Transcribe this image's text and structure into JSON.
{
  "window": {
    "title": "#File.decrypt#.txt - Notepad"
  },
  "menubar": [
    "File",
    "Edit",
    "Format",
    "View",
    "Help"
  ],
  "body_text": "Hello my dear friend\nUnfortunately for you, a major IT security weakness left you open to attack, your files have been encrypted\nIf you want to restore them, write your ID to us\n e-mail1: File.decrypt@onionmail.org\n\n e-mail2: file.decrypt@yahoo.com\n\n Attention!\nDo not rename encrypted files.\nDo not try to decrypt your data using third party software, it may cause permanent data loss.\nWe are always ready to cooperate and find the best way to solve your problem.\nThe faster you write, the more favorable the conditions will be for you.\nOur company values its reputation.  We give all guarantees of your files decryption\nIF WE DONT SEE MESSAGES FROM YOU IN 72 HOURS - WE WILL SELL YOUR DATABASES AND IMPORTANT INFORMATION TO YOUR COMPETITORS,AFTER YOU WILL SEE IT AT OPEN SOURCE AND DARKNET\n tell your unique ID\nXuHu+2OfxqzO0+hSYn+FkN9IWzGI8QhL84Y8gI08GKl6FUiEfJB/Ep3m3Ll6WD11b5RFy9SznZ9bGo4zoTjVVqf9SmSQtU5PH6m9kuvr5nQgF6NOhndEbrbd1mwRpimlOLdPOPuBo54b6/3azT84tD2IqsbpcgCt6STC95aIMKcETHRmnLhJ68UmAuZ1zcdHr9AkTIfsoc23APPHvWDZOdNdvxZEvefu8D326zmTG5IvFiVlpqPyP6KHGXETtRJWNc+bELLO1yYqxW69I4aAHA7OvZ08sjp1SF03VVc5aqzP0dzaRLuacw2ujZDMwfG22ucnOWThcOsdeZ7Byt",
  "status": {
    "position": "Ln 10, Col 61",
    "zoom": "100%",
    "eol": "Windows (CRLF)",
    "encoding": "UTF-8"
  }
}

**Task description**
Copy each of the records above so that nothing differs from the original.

**Output for this exercise**
Transcribe this image's text and structure into JSON.
{
  "window": {
    "title": "#File.decrypt#.txt - Notepad"
  },
  "menubar": [
    "File",
    "Edit",
    "Format",
    "View",
    "Help"
  ],
  "body_text": "Hello my dear friend\nUnfortunately for you, a major IT security weakness left you open to attack, your files have been encrypted\nIf you want to restore them, write your ID to us\n e-mail1: File.decrypt@onionmail.org\n\n e-mail2: file.decrypt@yahoo.com\n\n Attention!\nDo not rename encrypted files.\nDo not try to decrypt your data using third party software, it may cause permanent data loss.\nWe are always ready to cooperate and find the best way to solve your problem.\nThe faster you write, the more favorable the conditions will be for you.\nOur company values its reputation.  We give all guarantees of your files decryption\nIF WE DONT SEE MESSAGES FROM YOU IN 72 HOURS - WE WILL SELL YOUR DATABASES AND IMPORTANT INFORMATION TO YOUR COMPETITORS,AFTER YOU WILL SEE IT AT OPEN SOURCE AND DARKNET\n tell your unique ID\nXuHu+2OfxqzO0+hSYn+FkN9IWzGI8QhL84Y8gI08GKl6FUiEfJB/Ep3m3Ll6WD11b5RFy9SznZ9bGo4zoTjVVqf9SmSQtU5PH6m9kuvr5nQgF6NOhndEbrbd1mwRpimlOLdPOPuBo54b6/3azT84tD2IqsbpcgCt6STC95aIMKcETHRmnLhJ68UmAuZ1zcdHr9AkTIfsoc23APPHvWDZOdNdvxZEvefu8D326zmTG5IvFiVlpqPyP6KHGXETtRJWNc+bELLO1yYqxW69I4aAHA7OvZ08sjp1SF03VVc5aqzP0dzaRLuacw2ujZDMwfG22ucnOWThcOsdeZ7Byt",
  "status": {
    "position": "Ln 10, Col 61",
    "zoom": "100%",
    "eol": "Windows (CRLF)",
    "encoding": "UTF-8"
  }
}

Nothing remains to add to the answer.